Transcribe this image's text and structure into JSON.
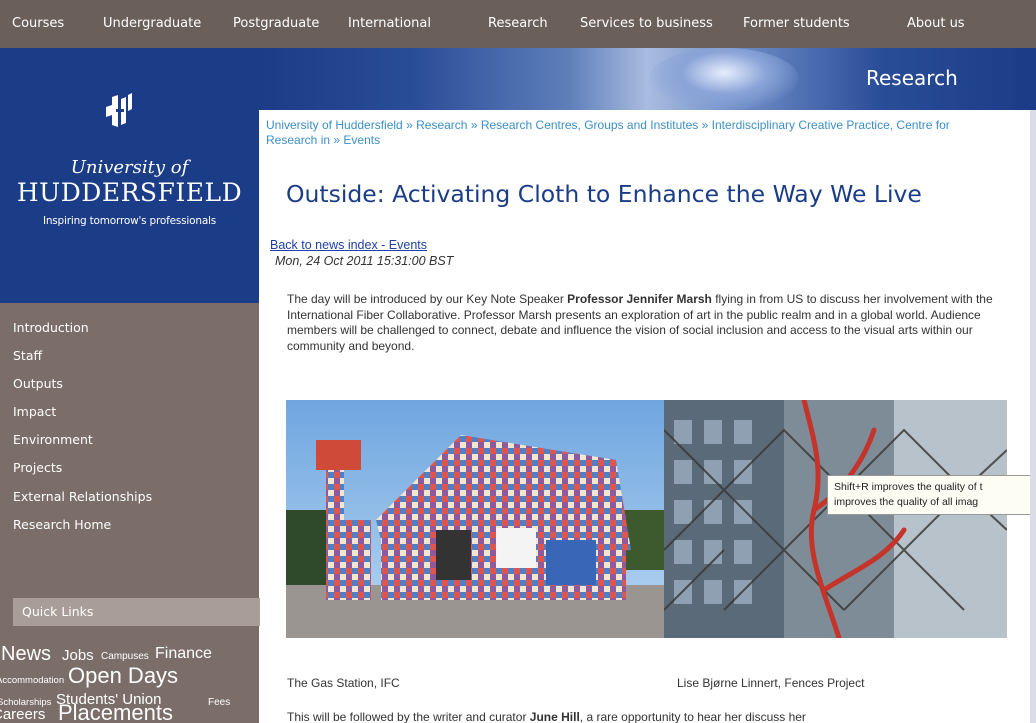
{
  "top_nav": [
    "Courses",
    "Undergraduate",
    "Postgraduate",
    "International",
    "Research",
    "Services to business",
    "Former students",
    "About us"
  ],
  "brand": {
    "university_of": "University of",
    "name": "HUDDERSFIELD",
    "tagline": "Inspiring tomorrow's professionals"
  },
  "left_menu": [
    "Introduction",
    "Staff",
    "Outputs",
    "Impact",
    "Environment",
    "Projects",
    "External Relationships",
    "Research Home"
  ],
  "quick_links": {
    "title": "Quick Links",
    "tags": [
      {
        "text": "News"
      },
      {
        "text": "Jobs"
      },
      {
        "text": "Campuses"
      },
      {
        "text": "Finance"
      },
      {
        "text": "Accommodation"
      },
      {
        "text": "Open Days"
      },
      {
        "text": "Scholarships"
      },
      {
        "text": "Students' Union"
      },
      {
        "text": "Fees"
      },
      {
        "text": "Careers"
      },
      {
        "text": "Placements"
      }
    ]
  },
  "banner": {
    "title": "Research"
  },
  "breadcrumb": {
    "items": [
      "University of Huddersfield",
      "Research",
      "Research Centres, Groups and Institutes",
      "Interdisciplinary Creative Practice, Centre for Research in",
      "Events"
    ],
    "separator": "»"
  },
  "article": {
    "title": "Outside: Activating Cloth to Enhance the Way We Live",
    "back_link": "Back to news index - Events",
    "date": "Mon, 24 Oct 2011 15:31:00 BST",
    "intro_before": "The day will be introduced by our Key Note Speaker ",
    "intro_bold": "Professor Jennifer Marsh",
    "intro_after": " flying in from US to discuss her involvement with the International Fiber Collaborative. Professor Marsh presents an exploration of art in the public realm and in a global world. Audience members will be challenged to connect, debate and influence the vision of social inclusion and access to the visual arts within our community and beyond.",
    "caption_left": "The Gas Station, IFC",
    "caption_right": "Lise Bjørne Linnert, Fences Project",
    "para2_before": "This will be followed by the writer and curator ",
    "para2_bold": "June Hill",
    "para2_after": ", a rare opportunity to hear her discuss her"
  },
  "tooltip": {
    "line1": "Shift+R improves the quality of t",
    "line2": "improves the quality of all imag"
  },
  "colors": {
    "nav_bg": "#6b5f59",
    "brand_blue": "#1b3c87",
    "menu_bg": "#7b6e69",
    "link": "#3b8fc7",
    "title": "#1b3c87"
  }
}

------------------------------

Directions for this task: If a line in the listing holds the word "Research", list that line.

Answer to this task:
    "Research",
    "Research Home"
    "title": "Research"
      "Research",
      "Research Centres, Groups and Institutes",
      "Interdisciplinary Creative Practice, Centre for Research in",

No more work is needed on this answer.